▶ Interface dataset entries
+++

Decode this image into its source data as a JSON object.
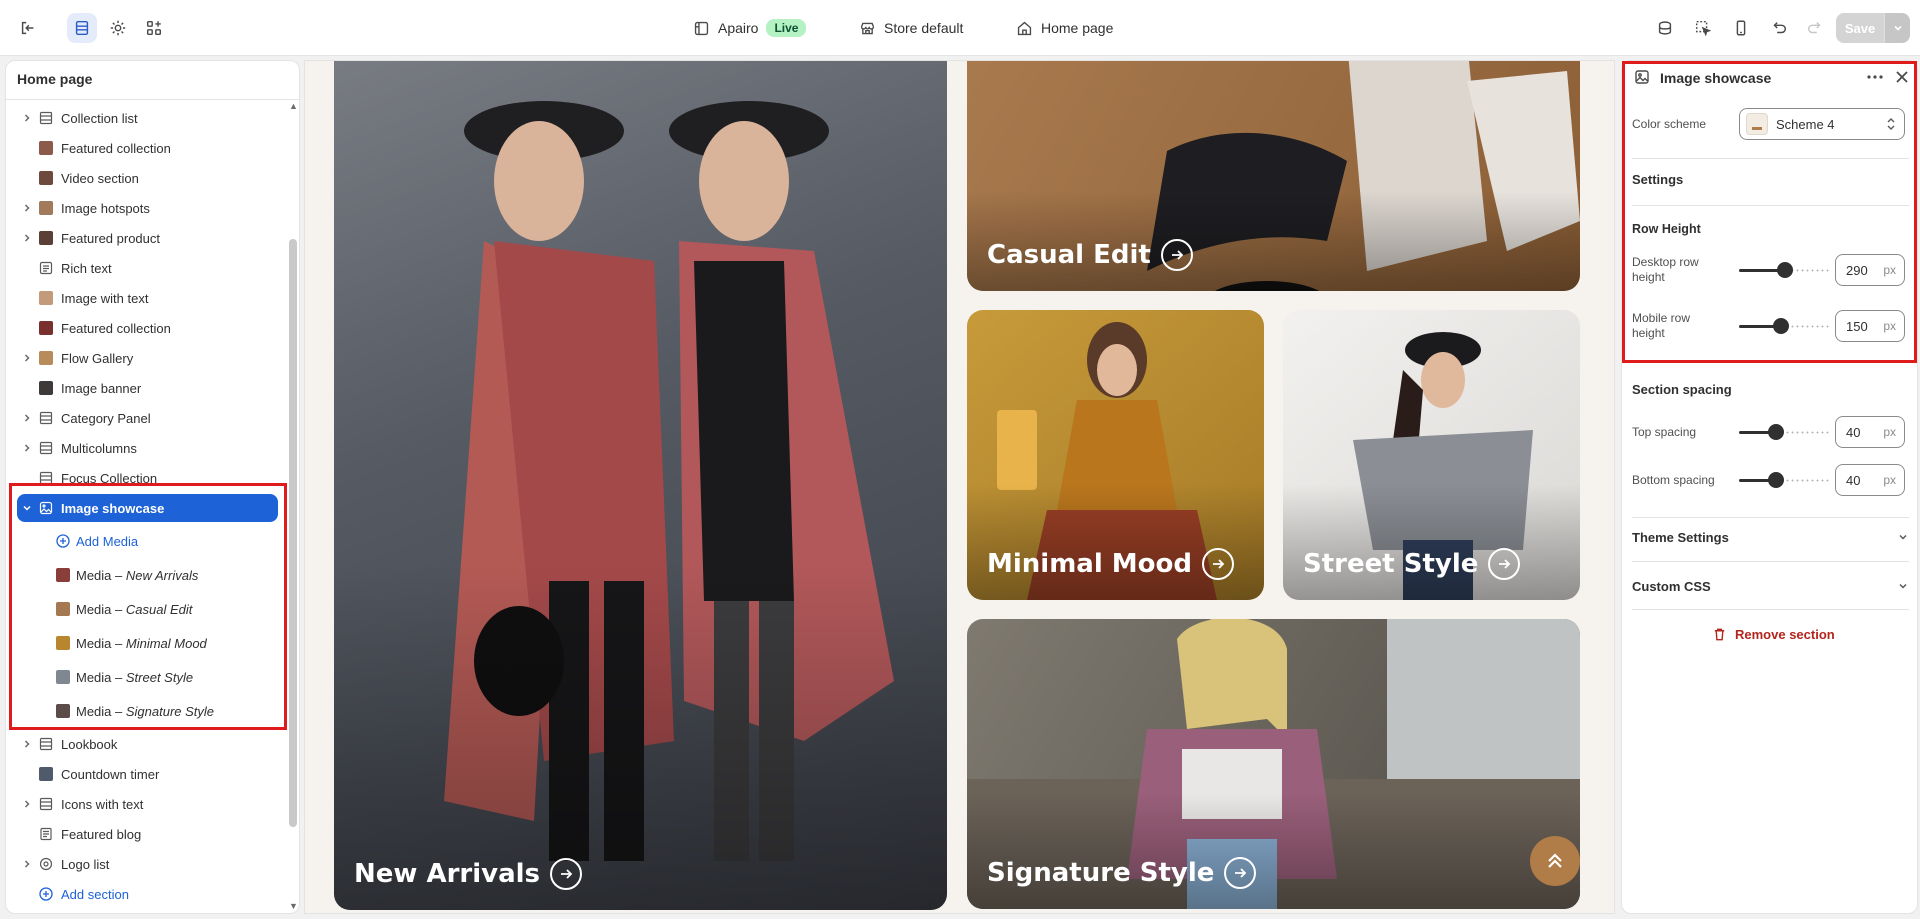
{
  "topbar": {
    "store_name": "Apairo",
    "status_badge": "Live",
    "theme_label": "Store default",
    "page_label": "Home page",
    "save_label": "Save"
  },
  "sidebar": {
    "title": "Home page",
    "items": [
      {
        "label": "Collection list",
        "expandable": true,
        "icon": "section-list-icon"
      },
      {
        "label": "Featured collection",
        "expandable": false,
        "icon": "thumbnail"
      },
      {
        "label": "Video section",
        "expandable": false,
        "icon": "thumbnail"
      },
      {
        "label": "Image hotspots",
        "expandable": true,
        "icon": "thumbnail"
      },
      {
        "label": "Featured product",
        "expandable": true,
        "icon": "thumbnail"
      },
      {
        "label": "Rich text",
        "expandable": false,
        "icon": "text-block-icon"
      },
      {
        "label": "Image with text",
        "expandable": false,
        "icon": "thumbnail"
      },
      {
        "label": "Featured collection",
        "expandable": false,
        "icon": "thumbnail"
      },
      {
        "label": "Flow Gallery",
        "expandable": true,
        "icon": "thumbnail"
      },
      {
        "label": "Image banner",
        "expandable": false,
        "icon": "thumbnail"
      },
      {
        "label": "Category Panel",
        "expandable": true,
        "icon": "section-list-icon"
      },
      {
        "label": "Multicolumns",
        "expandable": true,
        "icon": "section-list-icon"
      },
      {
        "label": "Focus Collection",
        "expandable": false,
        "icon": "section-list-icon"
      }
    ],
    "selected": {
      "label": "Image showcase",
      "icon": "image-showcase-icon"
    },
    "add_media": "Add Media",
    "media_prefix": "Media – ",
    "media_items": [
      "New Arrivals",
      "Casual Edit",
      "Minimal Mood",
      "Street Style",
      "Signature Style"
    ],
    "after_items": [
      {
        "label": "Lookbook",
        "expandable": true,
        "icon": "section-list-icon"
      },
      {
        "label": "Countdown timer",
        "expandable": false,
        "icon": "thumbnail"
      },
      {
        "label": "Icons with text",
        "expandable": true,
        "icon": "section-list-icon"
      },
      {
        "label": "Featured blog",
        "expandable": false,
        "icon": "blog-icon"
      },
      {
        "label": "Logo list",
        "expandable": true,
        "icon": "logo-list-icon"
      }
    ],
    "add_section": "Add section"
  },
  "preview": {
    "tiles": [
      {
        "title": "New Arrivals"
      },
      {
        "title": "Casual Edit"
      },
      {
        "title": "Minimal Mood"
      },
      {
        "title": "Street Style"
      },
      {
        "title": "Signature Style"
      }
    ]
  },
  "settings": {
    "title": "Image showcase",
    "color_scheme_label": "Color scheme",
    "color_scheme_value": "Scheme 4",
    "settings_heading": "Settings",
    "row_height_heading": "Row Height",
    "desktop_row_label_1": "Desktop row",
    "desktop_row_label_2": "height",
    "desktop_row_value": "290",
    "mobile_row_label_1": "Mobile row",
    "mobile_row_label_2": "height",
    "mobile_row_value": "150",
    "unit": "px",
    "section_spacing_heading": "Section spacing",
    "top_spacing_label": "Top spacing",
    "top_spacing_value": "40",
    "bottom_spacing_label": "Bottom spacing",
    "bottom_spacing_value": "40",
    "theme_settings_label": "Theme Settings",
    "custom_css_label": "Custom CSS",
    "remove_label": "Remove section"
  },
  "colors": {
    "accent": "#1d62d6",
    "highlight": "#e01b1b",
    "live_badge": "#b4f2c4",
    "fab": "#b07c48",
    "danger": "#b3261e"
  }
}
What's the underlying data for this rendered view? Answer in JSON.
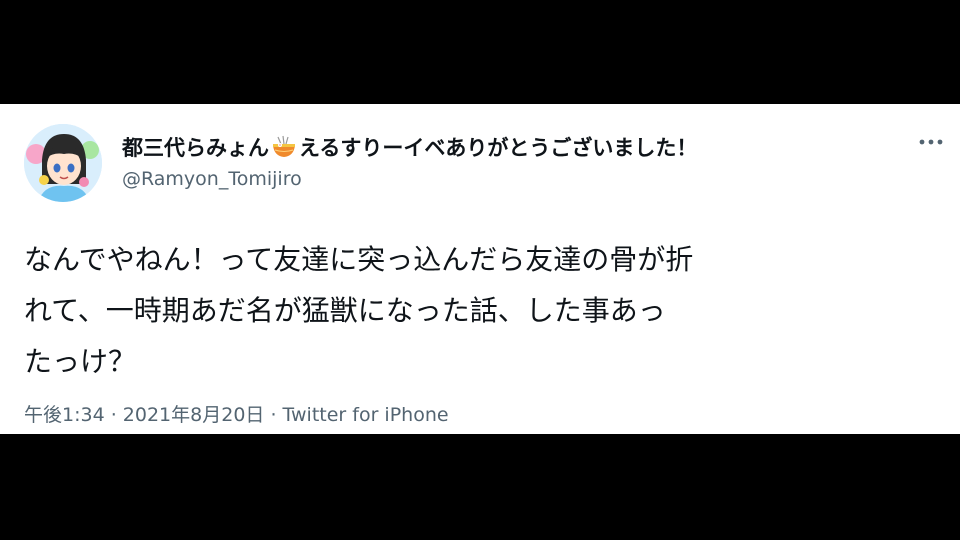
{
  "tweet": {
    "display_name_prefix": "都三代らみょん",
    "display_name_suffix": "えるすりーイベありがとうございました！",
    "emoji": "ramen-bowl-icon",
    "handle": "@Ramyon_Tomijiro",
    "more_label": "…",
    "text_lines": [
      "なんでやねん！って友達に突っ込んだら友達の骨が折",
      "れて、一時期あだ名が猛獣になった話、した事あっ",
      "たっけ？"
    ],
    "time": "午後1:34",
    "separator": " · ",
    "date": "2021年8月20日",
    "source": "Twitter for iPhone"
  },
  "colors": {
    "background": "#000000",
    "card": "#ffffff",
    "text": "#0f1419",
    "muted": "#536471"
  }
}
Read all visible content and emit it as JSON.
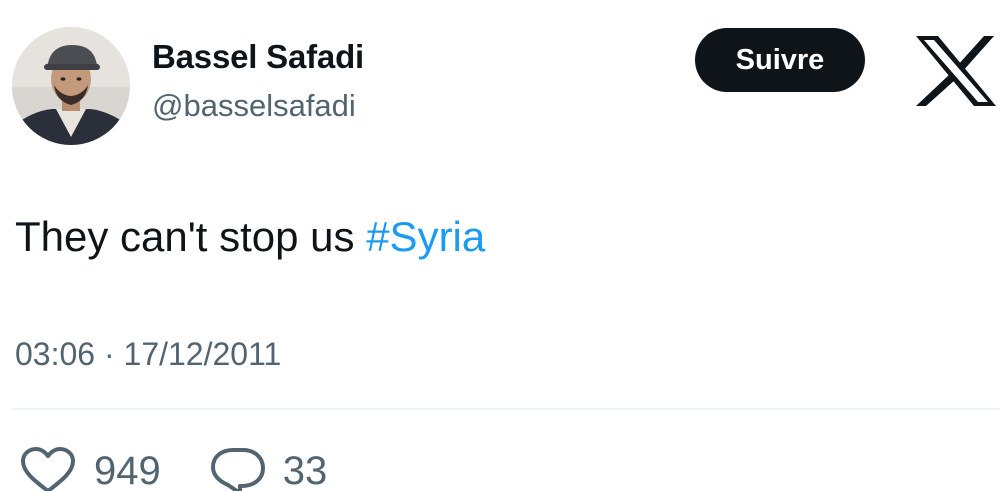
{
  "author": {
    "name": "Bassel Safadi",
    "handle": "@basselsafadi",
    "avatar_icon": "profile-photo"
  },
  "header": {
    "follow_label": "Suivre",
    "platform_icon": "x-logo-icon"
  },
  "tweet": {
    "text": "They can't stop us ",
    "hashtag": "#Syria",
    "timestamp": "03:06 · 17/12/2011"
  },
  "stats": {
    "likes": "949",
    "replies": "33",
    "like_icon": "heart-icon",
    "reply_icon": "comment-bubble-icon"
  },
  "colors": {
    "text": "#0f1419",
    "secondary": "#536471",
    "link": "#1d9bf0",
    "button_bg": "#0f1419",
    "divider": "#eff3f4"
  }
}
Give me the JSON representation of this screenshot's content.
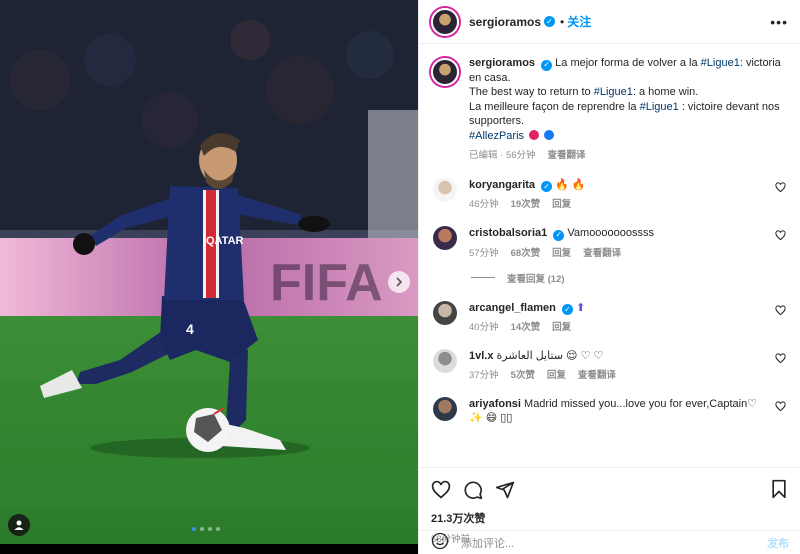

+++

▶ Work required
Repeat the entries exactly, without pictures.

▶ Reply
Decode this image into its source data as a JSON object.
{
  "topbar": {
    "store_name": "Apairo",
    "status_badge": "Live",
    "theme_label": "Store default",
    "page_label": "Home page",
    "save_label": "Save"
  },
  "sidebar": {
    "title": "Home page",
    "items": [
      {
        "label": "Collection list",
        "expandable": true,
        "icon": "section-list-icon"
      },
      {
        "label": "Featured collection",
        "expandable": false,
        "icon": "thumbnail"
      },
      {
        "label": "Video section",
        "expandable": false,
        "icon": "thumbnail"
      },
      {
        "label": "Image hotspots",
        "expandable": true,
        "icon": "thumbnail"
      },
      {
        "label": "Featured product",
        "expandable": true,
        "icon": "thumbnail"
      },
      {
        "label": "Rich text",
        "expandable": false,
        "icon": "text-block-icon"
      },
      {
        "label": "Image with text",
        "expandable": false,
        "icon": "thumbnail"
      },
      {
        "label": "Featured collection",
        "expandable": false,
        "icon": "thumbnail"
      },
      {
        "label": "Flow Gallery",
        "expandable": true,
        "icon": "thumbnail"
      },
      {
        "label": "Image banner",
        "expandable": false,
        "icon": "thumbnail"
      },
      {
        "label": "Category Panel",
        "expandable": true,
        "icon": "section-list-icon"
      },
      {
        "label": "Multicolumns",
        "expandable": true,
        "icon": "section-list-icon"
      },
      {
        "label": "Focus Collection",
        "expandable": false,
        "icon": "section-list-icon"
      }
    ],
    "selected": {
      "label": "Image showcase",
      "icon": "image-showcase-icon"
    },
    "add_media": "Add Media",
    "media_prefix": "Media – ",
    "media_items": [
      "New Arrivals",
      "Casual Edit",
      "Minimal Mood",
      "Street Style",
      "Signature Style"
    ],
    "after_items": [
      {
        "label": "Lookbook",
        "expandable": true,
        "icon": "section-list-icon"
      },
      {
        "label": "Countdown timer",
        "expandable": false,
        "icon": "thumbnail"
      },
      {
        "label": "Icons with text",
        "expandable": true,
        "icon": "section-list-icon"
      },
      {
        "label": "Featured blog",
        "expandable": false,
        "icon": "blog-icon"
      },
      {
        "label": "Logo list",
        "expandable": true,
        "icon": "logo-list-icon"
      }
    ],
    "add_section": "Add section"
  },
  "preview": {
    "tiles": [
      {
        "title": "New Arrivals"
      },
      {
        "title": "Casual Edit"
      },
      {
        "title": "Minimal Mood"
      },
      {
        "title": "Street Style"
      },
      {
        "title": "Signature Style"
      }
    ]
  },
  "settings": {
    "title": "Image showcase",
    "color_scheme_label": "Color scheme",
    "color_scheme_value": "Scheme 4",
    "settings_heading": "Settings",
    "row_height_heading": "Row Height",
    "desktop_row_label_1": "Desktop row",
    "desktop_row_label_2": "height",
    "desktop_row_value": "290",
    "mobile_row_label_1": "Mobile row",
    "mobile_row_label_2": "height",
    "mobile_row_value": "150",
    "unit": "px",
    "section_spacing_heading": "Section spacing",
    "top_spacing_label": "Top spacing",
    "top_spacing_value": "40",
    "bottom_spacing_label": "Bottom spacing",
    "bottom_spacing_value": "40",
    "theme_settings_label": "Theme Settings",
    "custom_css_label": "Custom CSS",
    "remove_label": "Remove section"
  },
  "colors": {
    "accent": "#1d62d6",
    "highlight": "#e01b1b",
    "live_badge": "#b4f2c4",
    "fab": "#b07c48",
    "danger": "#b3261e"
  }
}
What's the underlying data for this rendered view? Answer in JSON.
{
  "tweet": {
    "display_name_prefix": "都三代らみょん",
    "display_name_suffix": "えるすりーイベありがとうございました！",
    "emoji": "ramen-bowl-icon",
    "handle": "@Ramyon_Tomijiro",
    "more_label": "…",
    "text_lines": [
      "なんでやねん！って友達に突っ込んだら友達の骨が折",
      "れて、一時期あだ名が猛獣になった話、した事あっ",
      "たっけ？"
    ],
    "time": "午後1:34",
    "separator": " · ",
    "date": "2021年8月20日",
    "source": "Twitter for iPhone"
  },
  "colors": {
    "background": "#000000",
    "card": "#ffffff",
    "text": "#0f1419",
    "muted": "#536471"
  }
}
Read all visible content and emit it as JSON.
{
  "author": {
    "name": "Bassel Safadi",
    "handle": "@basselsafadi",
    "avatar_icon": "profile-photo"
  },
  "header": {
    "follow_label": "Suivre",
    "platform_icon": "x-logo-icon"
  },
  "tweet": {
    "text": "They can't stop us ",
    "hashtag": "#Syria",
    "timestamp": "03:06 · 17/12/2011"
  },
  "stats": {
    "likes": "949",
    "replies": "33",
    "like_icon": "heart-icon",
    "reply_icon": "comment-bubble-icon"
  },
  "colors": {
    "text": "#0f1419",
    "secondary": "#536471",
    "link": "#1d9bf0",
    "button_bg": "#0f1419",
    "divider": "#eff3f4"
  }
}
Give me the JSON representation of this screenshot's content.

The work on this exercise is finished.